Authorities have issued a warning to real estate brokers and agents after the discovery of a scam in South Africa where criminals use fake documents to sell a property at Mandurah, south of Perth in that country.
South African Commissioner for Consumer Protection Anne Driscoll warned real estate and settlement agents to always be vigilant to prevent similar fraud in the future.
Driscoll was quoted by various media as saying, "Unfortunately, these fraud attempts will undoubtedly continue so all agents need to be vigilant at all times and have the processes in place to detect these fraud attempts at an early stage. It is an essential part of the identity verification procedures for any change of contact details by an owner to be confirmed by the real estate agency by sending a notification to the original addresses, both physical and electronic, that are on file. This will alert the real owners at an early stage if their details are being changed fraudulently."
The warning came after three suspects identified as Nigerian nationals Magnus Ikechukwu Kamah, 38, and Nbubusi Sunday Okeke, 34, along with South African woman Asanda Zimkhitha Cwayi, 28 were arrested by the South African police after a five-month investigation,
The trio was caught after allegedly forging documents to sell a unit at Mandurah for $250,000. They were charged with fraud, forgery and uttering.
Detective Senior Sergeant Dom Blackshaw said the suspects approached a Mandurah real estate agency that was managing a Greenfields property on behalf of its South African owner in mid-February this year and pretended to be the real owner of said property. The suspects allegedly convinced the real estate broker to change the contact email address it had on file.
Two weeks later, a request to sell the property was received, and agreements were signed with allegedly forged signatures and exchanged electronically. The property was then put on the market and an offer to buy the property was made in March and was accepted by the suspects.
However, the fraud was discovered after the real estate broker sent a copy of the agreement to the physical address of the real owner that was not changed with the email address. The real owner alerted the police of the scam.
The attempted fraud came after a similar scam was discovered in Falcon last year, also near Mandurah. The police arrested Ntuen Promise Ekenmini in Nigeria in August after collecting documents relating to a supposed settlement of a home which was owned by a South African.
Ekenmeni used a fake driver's license in the name of the real owner as identification when collecting the documents at an international courier office in Lagos.
Driscoll told real estate brokers and agents to confirm all documents first before giving more information to criminals that they could use about the real owners and the property they want to sell.
She said, "Requests to change details by owners of WA property living in Africa should raise a red flag and warrant special attention. There have been two successful and now six attempted real estate frauds reported to us in the past six years and all except for one of those cases have involved owners in South Africa, the other resided in Nigeria. Agents who receive sale requests from South African and Nigerian owners should apply intense scrutiny. All real estate and settlement agents have a clear obligation to ensure that they carry out the identity verification checks required of them under the Codes of Conduct, and signatures should also be checked against originals on property management files."

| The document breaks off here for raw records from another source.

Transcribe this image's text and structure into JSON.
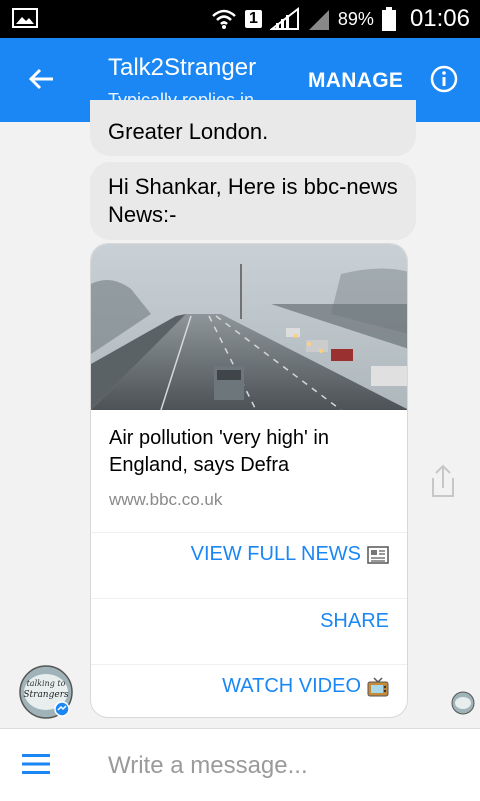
{
  "status_bar": {
    "sim_slot": "1",
    "battery": "89%",
    "time": "01:06"
  },
  "header": {
    "title": "Talk2Stranger",
    "subtitle": "Typically replies in...",
    "manage_label": "MANAGE"
  },
  "messages": [
    {
      "text": "Greater London."
    },
    {
      "text": "Hi Shankar, Here is bbc-news News:-"
    }
  ],
  "news_card": {
    "headline": "Air pollution 'very high' in England, says Defra",
    "source": "www.bbc.co.uk",
    "actions": [
      {
        "label": "VIEW FULL NEWS",
        "icon": "newspaper-icon"
      },
      {
        "label": "SHARE",
        "icon": ""
      },
      {
        "label": "WATCH VIDEO",
        "icon": "tv-icon"
      }
    ]
  },
  "avatar": {
    "text_line1": "talking to",
    "text_line2": "Strangers"
  },
  "composer": {
    "placeholder": "Write a message..."
  },
  "colors": {
    "accent": "#1b87f5",
    "bubble": "#e9e9e9",
    "status_bar": "#000000"
  }
}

To prevent this type of fraud, real estate brokers are advised to utilize the Video Microsite Marketing Program from RealBiz Media's (OTC: RBIZ) come into the picture. The enterprise version of the program, according to RealBiz's presentation on Vimeo, offers agents the flexibility and ease of creating their own video microsites, complete with photos, videos, an SEO optimized design and content, unique URLs, and most importantly, social integration functionalities.
The social media sharing function of the sites allow both home buyers to share listings to their network. Brokers and agents meanwhile can cross-post new videos and updates on their social media accounts "to reach and build relationships with home shoppers."
Apart from these, the microsites are HTML5 mobile friendly, which make them accessible even on mobile devices.
The Video Microsite also features automatic lead capture, routing, backlinking and custom linking, and SEO capabilities, making it one of the most intuitive online marketing technologies invented today. The microsite also allows agents to create "call-to-actions" and schedule home events or tours within the same platform.